C then went on a crusade to get me to influence J. C went on and on about how J’s competence has not been proven and if J joins and performs well, J will surely be able to climb up the ladder. That was such a bad point simply because I work in the same company and I know exactly how this company, and in particular, how C’s department works.

C was relentless. C said that in the years C has been with the company, it was proven those who work hard and slog late into the night will be duly rewarded and rewarded well. Given that I know C has been working really hard and been slogging late nights non-stop, I asked how well has C been rewarded. C confidently answered that rewards will come.

Those familiar with AZAIG’s sentiments on modern slavery a.k.a. corporate world will know that slaving your life away is not the way to go. And certainly, I will never recommend my friend to sell his/her soul, unless the price is absolutely right.

It is very sad that there are so many people with the
“true slave” mentality that one should slave out one’s life and will go all out to get others to join this disillusioned bandwagon. Will a true slave get rewarded in the end?

In the latest promotion list issued last month. C’s name was not there.

1 year ago…
How will the end begin?

Sunday 8 November 2009

Maiden encounter of the city

“How was Beijing?” has been the most frequent question posed to me in the course of last week. Well, I must say I enjoyed my trip a lot. You may not like the people for their rude and often unhygienic antics, but I would consider Beijing as a city that one should not miss.

Upon landing, I was greeted with a first glance on Chinese efficiency. Initially, there were only 2 counters opened at the immigration checkpoint for foreign passport holders. Within minutes, there were officers appearing from nowhere and suddenly, all counters were operational.

I kept track of the time. We landed at 6.30am (thank God for MAS and on-time flights)… me and Jules got out from the plane, settled immigration, collected our baggage and got into the taxi… all before 6.50am. I find that quite amazing.

The hotel we stayed in was fantastic. If there’s anyone heading to Beijing, drop me a mail and I will tell which hotel it is. They allowed us to checked in at 7.30am and we had a nap till 11am before beginning out adventure.

Our first destination… Qianmen, which means “Front Gate”. It’s located to the south of Tian’anmen Square. By the way, Chinese are obsessed with the 4 winds. If you are heading there soon, bring a compass.

And to the north of Qianmen… Tian’anmen Square.

Nothing overly spectacular except the fact that they have security checkpoint for every entry. They x-ray all your bags. X-ray machines are also located at the entry of all subway station. I was stopped a few times because I had my tri-pot in my bag. They thought it was some kind of weapon.

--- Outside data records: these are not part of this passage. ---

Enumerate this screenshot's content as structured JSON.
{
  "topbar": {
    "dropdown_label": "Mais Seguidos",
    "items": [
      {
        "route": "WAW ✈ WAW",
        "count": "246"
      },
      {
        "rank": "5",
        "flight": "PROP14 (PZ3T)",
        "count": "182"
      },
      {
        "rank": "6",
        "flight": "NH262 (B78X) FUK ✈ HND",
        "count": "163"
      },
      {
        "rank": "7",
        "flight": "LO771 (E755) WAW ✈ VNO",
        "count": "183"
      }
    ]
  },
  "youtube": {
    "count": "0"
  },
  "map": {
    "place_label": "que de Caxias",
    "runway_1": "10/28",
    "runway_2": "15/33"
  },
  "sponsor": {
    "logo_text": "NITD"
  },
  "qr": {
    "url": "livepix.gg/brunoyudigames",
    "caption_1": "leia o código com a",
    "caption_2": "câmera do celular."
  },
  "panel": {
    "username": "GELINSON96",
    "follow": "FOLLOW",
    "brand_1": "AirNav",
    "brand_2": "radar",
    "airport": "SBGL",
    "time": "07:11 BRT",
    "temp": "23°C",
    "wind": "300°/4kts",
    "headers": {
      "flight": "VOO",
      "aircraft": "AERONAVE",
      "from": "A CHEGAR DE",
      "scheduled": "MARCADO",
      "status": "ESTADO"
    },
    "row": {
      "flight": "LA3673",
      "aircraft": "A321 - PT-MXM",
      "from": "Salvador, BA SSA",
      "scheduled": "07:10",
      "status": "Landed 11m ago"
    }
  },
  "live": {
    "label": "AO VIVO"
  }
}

To the north of Tian’anmen, it’s the great Forbidden City.

I think the Forbidden City has gone through quite substantial restoration work, which made it more magnificent. It is truly a structure of ultimate Chinese grandeur. It is always a great feeling to see ancient monuments such as these. It really makes you wonder, how in the world do they manage such feat without modern technology. The amount of thinking involved is just too mind-boggling.

We didn’t manage to cover the whole city. It was just too big, and just too much walking to do.

We went to the National Centre for Performing Arts a.k.a. The Egg. You have to pay to go in and I think that was a mistake. Nothing to see inside structure and so, if you do go, there is no need to go inside.

We went to a nice Sichuan restaurant for dinner. Let’s save that for food post, shall we?

1 year ago… More keywords splendour

2 years ago… What would you do?